▶ Assignment
Print the full listing once more, exactly as given.

▶ Records
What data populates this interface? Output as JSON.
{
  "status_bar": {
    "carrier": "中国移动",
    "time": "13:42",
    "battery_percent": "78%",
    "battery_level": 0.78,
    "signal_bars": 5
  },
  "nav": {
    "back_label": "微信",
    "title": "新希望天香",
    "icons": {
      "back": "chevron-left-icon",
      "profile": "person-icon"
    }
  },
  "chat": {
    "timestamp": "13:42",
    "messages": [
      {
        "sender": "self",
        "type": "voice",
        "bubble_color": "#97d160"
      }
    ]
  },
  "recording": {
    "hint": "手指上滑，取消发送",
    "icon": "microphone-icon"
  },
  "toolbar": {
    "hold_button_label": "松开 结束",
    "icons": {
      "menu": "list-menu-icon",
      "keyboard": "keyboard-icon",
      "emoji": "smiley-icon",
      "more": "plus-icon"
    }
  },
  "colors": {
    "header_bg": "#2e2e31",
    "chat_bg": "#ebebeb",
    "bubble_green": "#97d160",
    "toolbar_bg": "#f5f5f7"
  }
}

▶ Completed task
What data populates this interface? Output as JSON.
{
  "status_bar": {
    "carrier": "中国移动",
    "time": "13:42",
    "battery_percent": "78%",
    "battery_level": 0.78,
    "signal_bars": 5
  },
  "nav": {
    "back_label": "微信",
    "title": "新希望天香",
    "icons": {
      "back": "chevron-left-icon",
      "profile": "person-icon"
    }
  },
  "chat": {
    "timestamp": "13:42",
    "messages": [
      {
        "sender": "self",
        "type": "voice",
        "bubble_color": "#97d160"
      }
    ]
  },
  "recording": {
    "hint": "手指上滑，取消发送",
    "icon": "microphone-icon"
  },
  "toolbar": {
    "hold_button_label": "松开 结束",
    "icons": {
      "menu": "list-menu-icon",
      "keyboard": "keyboard-icon",
      "emoji": "smiley-icon",
      "more": "plus-icon"
    }
  },
  "colors": {
    "header_bg": "#2e2e31",
    "chat_bg": "#ebebeb",
    "bubble_green": "#97d160",
    "toolbar_bg": "#f5f5f7"
  }
}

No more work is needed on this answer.